Cat Among the Pigeons
London, 1790. In this, the second of Cat Royal of Drury Lane Theatre’s adventures, Cat’s friend, the black actor Pedro, is in deep trouble. His former master, the slave-owner Kingston Hawkins, claims that Pedro is his personal property and demands that the theatre gives him up. Pedro is due to play Ariel in The Tempest. The support of the fickle theatre-going public is vital to getting Pedro away to safety – but will the audience be on his side? Hawkins is mustering a lot of support amongst his cronies, too. Then Cat herself gets on the wrong side of the law. Both Cat and Pedro must flee, but where?
Cat hides, dressed as a boy, at Westminster School, but Pedro is betrayed and captured by Cat’s enemy, the ruthless gang leader Billy Shepherd, who is working for Hawkins. Nobody knows where Pedro is being kept and time is running out. Soon Hawkins’ ship will sail to Jamaica with Pedro on board. Then Billy makes Cat an extraordinary offer.
This is a fast, action-packed read. But Julia Golding also illuminates the history of the age. Cat’s stay at Westminster School is no joke: brutality and bullying are rife and Cat must learn some very unladylike tricks to survive. Nor does Golding duck the issue that many British fortunes were founded on the profits of slavery: it is not easy to find a lawyer to defend Pedro. But this is also the age of the Abolition of Slavery movement and she introduces the real life abolitionist, Olaudah Equiano, as well as three splendid fictional Quaker ladies who are fiercely anti-slavery, one of whom wields a mean umbrella…
This would make an excellent introduction to the study of slavery. Confident readers, both boys and girls, of 10 plus should enjoy it.
I really enjoyed this book by Julia Golding, even more than the two previous ones in the series. I thought the story got off to a good start with one of the characters in danger and a great sense of tension. It went into issues about slavery and gave good historical references about the slave debate and the slave trade which I’ve been learning about at school. For example, William Wilberforce and Mr Olaudah Equiano, who were real historical people, turned up as characters in the book.
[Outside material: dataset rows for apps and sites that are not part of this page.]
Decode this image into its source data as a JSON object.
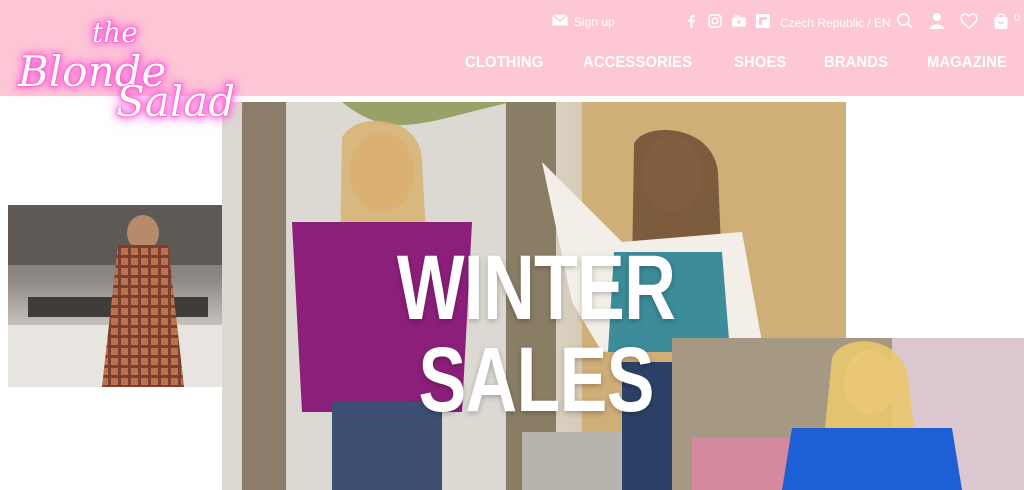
{
  "brand": {
    "logo_line1": "the",
    "logo_line2": "Blonde",
    "logo_line3": "Salad"
  },
  "topbar": {
    "signup_label": "Sign up",
    "social_icons": [
      "facebook-icon",
      "instagram-icon",
      "youtube-icon",
      "flipboard-icon"
    ],
    "country_label": "Czech Republic / EN",
    "cart_count": "0"
  },
  "nav": {
    "items": [
      {
        "label": "CLOTHING"
      },
      {
        "label": "ACCESSORIES"
      },
      {
        "label": "SHOES"
      },
      {
        "label": "BRANDS"
      },
      {
        "label": "MAGAZINE"
      }
    ]
  },
  "hero": {
    "title": "WINTER SALES"
  },
  "colors": {
    "header_bg": "#fdc7d6",
    "logo_glow": "#ff4fd0",
    "nav_text": "#ffffff"
  }
}
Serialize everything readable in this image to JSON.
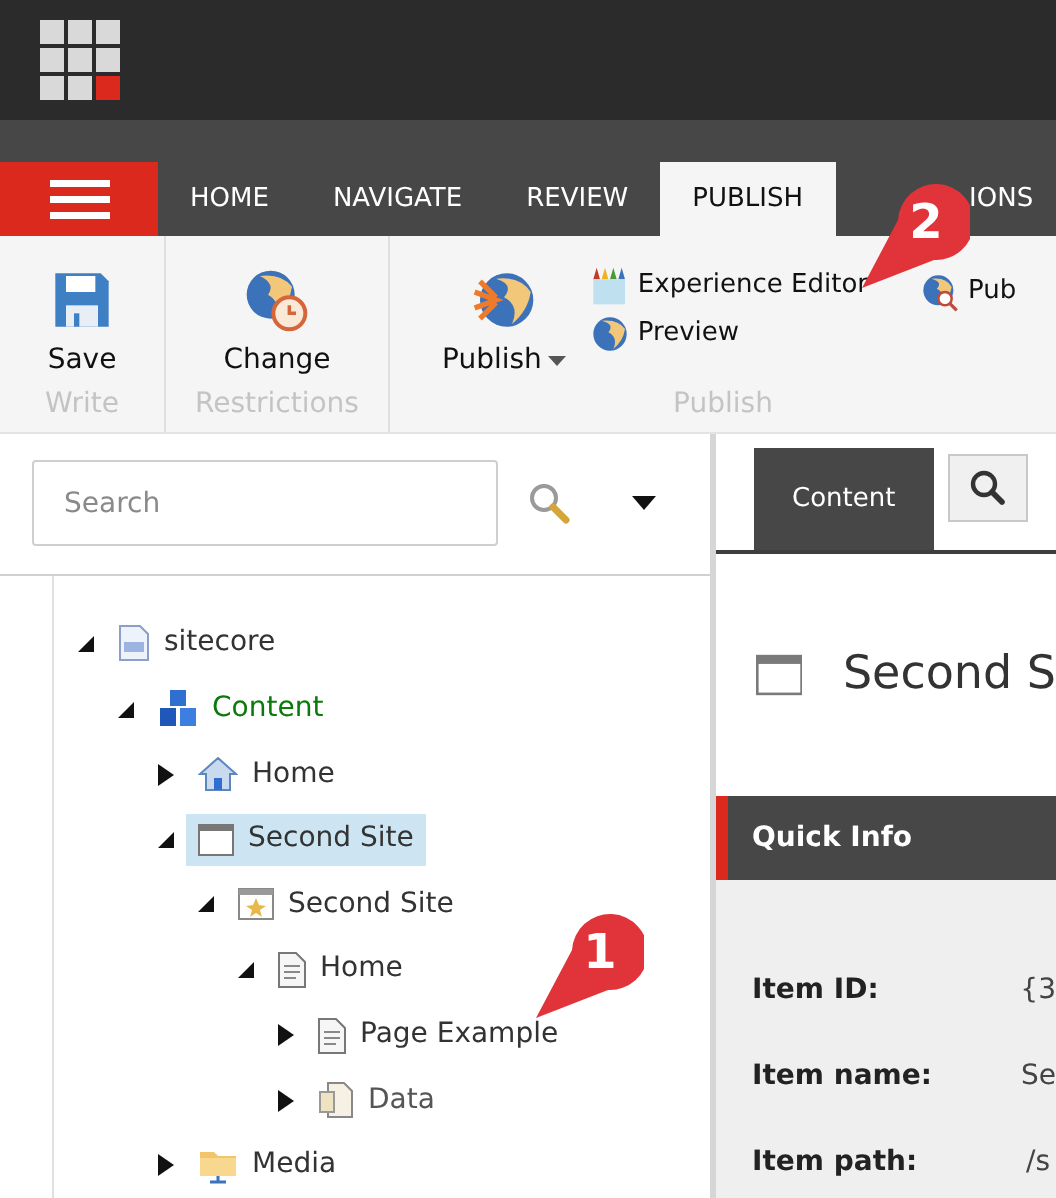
{
  "main_tabs": [
    {
      "label": "HOME",
      "selected": false
    },
    {
      "label": "NAVIGATE",
      "selected": false
    },
    {
      "label": "REVIEW",
      "selected": false
    },
    {
      "label": "PUBLISH",
      "selected": true
    },
    {
      "label": "IONS",
      "selected": false
    }
  ],
  "ribbon": {
    "groups": [
      {
        "label": "Write",
        "buttons": [
          {
            "kind": "save",
            "label": "Save"
          }
        ]
      },
      {
        "label": "Restrictions",
        "buttons": [
          {
            "kind": "change",
            "label": "Change"
          }
        ]
      },
      {
        "label": "Publish",
        "buttons": [
          {
            "kind": "publish",
            "label": "Publish"
          },
          {
            "kind": "experience",
            "label": "Experience Editor"
          },
          {
            "kind": "preview",
            "label": "Preview"
          },
          {
            "kind": "pub",
            "label": "Pub"
          }
        ]
      }
    ]
  },
  "search": {
    "placeholder": "Search"
  },
  "tree": [
    {
      "label": "sitecore",
      "kind": "page",
      "expanded": true,
      "selected": false,
      "color": "#333333",
      "children": [
        {
          "label": "Content",
          "kind": "content",
          "expanded": true,
          "selected": false,
          "color": "#0a7a0a",
          "children": [
            {
              "label": "Home",
              "kind": "home",
              "expanded": false,
              "selected": false,
              "color": "#333333"
            },
            {
              "label": "Second Site",
              "kind": "window",
              "expanded": true,
              "selected": true,
              "color": "#333333",
              "children": [
                {
                  "label": "Second Site",
                  "kind": "site",
                  "expanded": true,
                  "selected": false,
                  "color": "#333333",
                  "children": [
                    {
                      "label": "Home",
                      "kind": "doc",
                      "expanded": true,
                      "selected": false,
                      "color": "#333333",
                      "children": [
                        {
                          "label": "Page Example",
                          "kind": "doc",
                          "expanded": false,
                          "selected": false,
                          "color": "#333333"
                        },
                        {
                          "label": "Data",
                          "kind": "data",
                          "expanded": false,
                          "selected": false,
                          "color": "#555555"
                        }
                      ]
                    }
                  ]
                }
              ]
            },
            {
              "label": "Media",
              "kind": "folder",
              "expanded": false,
              "selected": false,
              "color": "#333333"
            }
          ]
        }
      ]
    }
  ],
  "editor_tabs": [
    {
      "kind": "text",
      "label": "Content",
      "selected": true
    },
    {
      "kind": "search",
      "selected": false
    }
  ],
  "item_title": "Second S",
  "section_title": "Quick Info",
  "fields": [
    {
      "label": "Item ID:",
      "value": "{3"
    },
    {
      "label": "Item name:",
      "value": "Se"
    },
    {
      "label": "Item path:",
      "value": "/s"
    }
  ],
  "callouts": [
    {
      "number": "1"
    },
    {
      "number": "2"
    }
  ]
}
The plot had many changes of scene and twists and turns which kept me interested. I felt that the main character Cat was developed more in this book than in the others – she was more 3D. I would recommend this book and would be interested in reading more in the series.